A master checklist of issues was developed from which the key informant interview questions and focus group discussion issues was drawn. The master list of issues was broadly classified so as to incorporate all ToR tasks as follows: 1) Reviewing of Environment and NRM issues, threats and challenges; 2) Assessing of national and county level key development plans and strategies and their NRM implications; 3) Reviewing tools adopted by national and county governments to integrate ENR issues into national development agendas and strategizes such as vision 2030; 4)Reviewing government capacity to integrate environment and natural resources into planning and development processes in a devolved context; 5) Institutional analysis pertaining to ENR; 6) Assessing government’s capacity for proactive action-oriented planning and implementation of development projects/programs (in light of ongoing devolution process); 7) Assessing how trans-county ENR issue are addressed; 8) Assessing how counties are prioritizing and implementing E& NRM activities; 9) Assessing the levels of budgets being allocated from national treasury and county governments to support ENR priorities; 10) Assessing the existing channels of horizontal and vertical communication and dialogue; 11) Identifying the existing channels of inter and intra agency cooperation and collaboration in the public sector in ENR; 12) Assessing the national government capacity to create space and enhance cooperation and collaboration with private players; 13) Identifying weaknesses in public financing of environment and natural resources and provide recommendations for filling capacity gaps and institutional developments measures targeted at key public sector agencies; 14) Reviewing the adequacy of data and information sharing with the public in a devolved context; 15) Reviewing the development partners ongoing and planned ENR support activities; 16) Reviewing how climate change is being addressed at the national and county levels; 17) Reviewing how counties are dealing with liquid and solid waste management; and 18) Assess the level of involvement of private sector players in managing the ENRs.

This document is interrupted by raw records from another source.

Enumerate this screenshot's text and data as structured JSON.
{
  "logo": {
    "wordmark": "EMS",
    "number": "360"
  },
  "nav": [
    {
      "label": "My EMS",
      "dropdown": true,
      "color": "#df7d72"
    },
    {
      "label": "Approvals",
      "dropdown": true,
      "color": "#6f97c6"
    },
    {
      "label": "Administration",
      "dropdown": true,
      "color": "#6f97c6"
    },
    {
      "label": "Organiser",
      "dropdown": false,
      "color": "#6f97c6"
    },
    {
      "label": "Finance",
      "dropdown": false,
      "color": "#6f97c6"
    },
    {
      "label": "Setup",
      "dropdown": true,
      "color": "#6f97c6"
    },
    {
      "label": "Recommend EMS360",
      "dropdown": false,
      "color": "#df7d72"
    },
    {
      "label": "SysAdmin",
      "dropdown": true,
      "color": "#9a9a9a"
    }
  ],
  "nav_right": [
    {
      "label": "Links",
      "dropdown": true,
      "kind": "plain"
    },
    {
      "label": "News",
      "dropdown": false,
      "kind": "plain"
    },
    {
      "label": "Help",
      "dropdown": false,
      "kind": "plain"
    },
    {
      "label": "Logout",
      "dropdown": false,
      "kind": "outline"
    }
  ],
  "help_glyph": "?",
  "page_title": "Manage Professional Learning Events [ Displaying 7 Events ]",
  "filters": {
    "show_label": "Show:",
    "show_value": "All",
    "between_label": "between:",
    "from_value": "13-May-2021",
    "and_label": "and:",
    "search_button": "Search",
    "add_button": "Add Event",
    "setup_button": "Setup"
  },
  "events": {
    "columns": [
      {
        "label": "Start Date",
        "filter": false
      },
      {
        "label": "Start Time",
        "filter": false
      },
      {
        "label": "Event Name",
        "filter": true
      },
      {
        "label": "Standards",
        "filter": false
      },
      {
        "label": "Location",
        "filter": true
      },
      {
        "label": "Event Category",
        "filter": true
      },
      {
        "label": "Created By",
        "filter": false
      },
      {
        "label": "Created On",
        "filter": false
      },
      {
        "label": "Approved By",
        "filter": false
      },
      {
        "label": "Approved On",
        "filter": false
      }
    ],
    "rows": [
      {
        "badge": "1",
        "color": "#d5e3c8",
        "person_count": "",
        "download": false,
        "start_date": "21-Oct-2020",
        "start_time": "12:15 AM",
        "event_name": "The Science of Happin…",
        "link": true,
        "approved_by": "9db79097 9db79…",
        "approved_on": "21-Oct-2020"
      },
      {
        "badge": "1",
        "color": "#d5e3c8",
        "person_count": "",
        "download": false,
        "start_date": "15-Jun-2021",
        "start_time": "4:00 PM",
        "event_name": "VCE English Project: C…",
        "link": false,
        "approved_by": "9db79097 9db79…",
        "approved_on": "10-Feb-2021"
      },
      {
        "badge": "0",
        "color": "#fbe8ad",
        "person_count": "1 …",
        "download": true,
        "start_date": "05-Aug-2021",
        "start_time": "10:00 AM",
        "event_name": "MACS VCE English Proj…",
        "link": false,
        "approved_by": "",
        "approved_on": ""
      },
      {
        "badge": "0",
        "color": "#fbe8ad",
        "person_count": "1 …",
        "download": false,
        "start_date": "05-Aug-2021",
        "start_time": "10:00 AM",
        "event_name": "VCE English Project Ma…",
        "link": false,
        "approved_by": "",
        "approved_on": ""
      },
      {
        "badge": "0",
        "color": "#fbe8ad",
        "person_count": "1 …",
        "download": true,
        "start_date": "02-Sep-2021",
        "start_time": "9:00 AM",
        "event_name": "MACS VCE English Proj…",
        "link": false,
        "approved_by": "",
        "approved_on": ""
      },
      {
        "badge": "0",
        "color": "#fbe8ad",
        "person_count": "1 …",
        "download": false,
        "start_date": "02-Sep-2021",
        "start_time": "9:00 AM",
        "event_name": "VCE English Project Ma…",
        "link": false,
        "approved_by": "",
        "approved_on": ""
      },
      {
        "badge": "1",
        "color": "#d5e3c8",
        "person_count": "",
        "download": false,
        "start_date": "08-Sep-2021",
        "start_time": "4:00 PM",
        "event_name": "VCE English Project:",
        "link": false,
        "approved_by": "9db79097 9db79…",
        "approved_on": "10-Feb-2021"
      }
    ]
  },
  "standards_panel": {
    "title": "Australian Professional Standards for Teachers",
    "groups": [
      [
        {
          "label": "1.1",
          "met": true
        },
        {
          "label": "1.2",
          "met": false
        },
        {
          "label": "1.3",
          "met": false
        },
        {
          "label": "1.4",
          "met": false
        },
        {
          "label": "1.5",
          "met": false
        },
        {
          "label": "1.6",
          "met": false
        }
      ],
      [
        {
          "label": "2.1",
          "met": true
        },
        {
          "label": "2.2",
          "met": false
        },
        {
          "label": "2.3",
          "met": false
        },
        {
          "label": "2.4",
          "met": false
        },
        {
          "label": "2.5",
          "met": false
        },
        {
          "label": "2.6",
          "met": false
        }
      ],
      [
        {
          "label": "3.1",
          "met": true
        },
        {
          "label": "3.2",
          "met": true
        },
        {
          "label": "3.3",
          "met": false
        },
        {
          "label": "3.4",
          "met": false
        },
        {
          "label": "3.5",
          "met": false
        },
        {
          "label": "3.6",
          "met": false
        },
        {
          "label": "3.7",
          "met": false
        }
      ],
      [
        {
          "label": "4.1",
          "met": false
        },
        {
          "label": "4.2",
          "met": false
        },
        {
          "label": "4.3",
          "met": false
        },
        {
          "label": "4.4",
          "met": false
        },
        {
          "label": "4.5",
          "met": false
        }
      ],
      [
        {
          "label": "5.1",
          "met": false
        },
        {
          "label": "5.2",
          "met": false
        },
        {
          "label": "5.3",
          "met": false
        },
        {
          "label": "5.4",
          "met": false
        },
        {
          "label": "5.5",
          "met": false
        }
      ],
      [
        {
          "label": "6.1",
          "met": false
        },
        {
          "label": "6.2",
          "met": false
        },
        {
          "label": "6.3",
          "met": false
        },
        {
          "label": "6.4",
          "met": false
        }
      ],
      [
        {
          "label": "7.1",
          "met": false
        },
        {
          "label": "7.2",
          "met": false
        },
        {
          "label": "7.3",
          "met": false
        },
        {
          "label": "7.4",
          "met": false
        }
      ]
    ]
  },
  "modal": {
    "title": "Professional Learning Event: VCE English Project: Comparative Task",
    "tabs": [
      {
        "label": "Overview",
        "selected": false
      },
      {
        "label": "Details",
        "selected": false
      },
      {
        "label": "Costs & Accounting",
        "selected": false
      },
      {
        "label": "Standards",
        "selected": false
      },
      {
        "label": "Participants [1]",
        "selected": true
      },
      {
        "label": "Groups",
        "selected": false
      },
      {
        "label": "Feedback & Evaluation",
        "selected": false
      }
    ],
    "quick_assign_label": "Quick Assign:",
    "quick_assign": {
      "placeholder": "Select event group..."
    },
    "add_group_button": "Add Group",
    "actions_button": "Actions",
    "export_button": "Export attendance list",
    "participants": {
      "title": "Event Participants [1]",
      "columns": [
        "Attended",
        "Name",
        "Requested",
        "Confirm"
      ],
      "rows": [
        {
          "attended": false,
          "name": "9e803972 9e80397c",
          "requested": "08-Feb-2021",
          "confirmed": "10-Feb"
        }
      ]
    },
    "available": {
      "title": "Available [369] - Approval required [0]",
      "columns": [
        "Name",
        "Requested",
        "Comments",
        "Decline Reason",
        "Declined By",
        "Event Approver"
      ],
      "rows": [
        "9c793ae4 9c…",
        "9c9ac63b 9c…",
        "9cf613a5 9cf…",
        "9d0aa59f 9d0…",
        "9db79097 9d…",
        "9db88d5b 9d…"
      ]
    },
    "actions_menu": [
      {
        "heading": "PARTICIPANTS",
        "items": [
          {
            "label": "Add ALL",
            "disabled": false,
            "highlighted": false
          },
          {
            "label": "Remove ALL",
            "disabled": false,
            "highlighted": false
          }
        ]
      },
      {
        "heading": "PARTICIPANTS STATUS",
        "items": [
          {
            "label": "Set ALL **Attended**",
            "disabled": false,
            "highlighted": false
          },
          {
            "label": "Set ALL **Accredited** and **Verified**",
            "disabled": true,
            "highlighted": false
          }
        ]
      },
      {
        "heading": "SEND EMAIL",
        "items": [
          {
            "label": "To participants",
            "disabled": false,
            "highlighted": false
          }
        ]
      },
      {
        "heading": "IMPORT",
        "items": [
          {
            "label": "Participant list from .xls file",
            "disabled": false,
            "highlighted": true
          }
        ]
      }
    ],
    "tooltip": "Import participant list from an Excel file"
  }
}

In data analysis and representation, both qualitative and quantitative analysis of data was undertaken. Quantitative data was presented through cross tabulations, graphical presentation and descriptive statistics. The findings and recommendations of the Country Environmental Analysis were presented at a national stakeholder’s forum organized by the World Bank Group for validation. Inputs from the national stakeholders forum was then be incorporated into the draft report before the final report was submitted.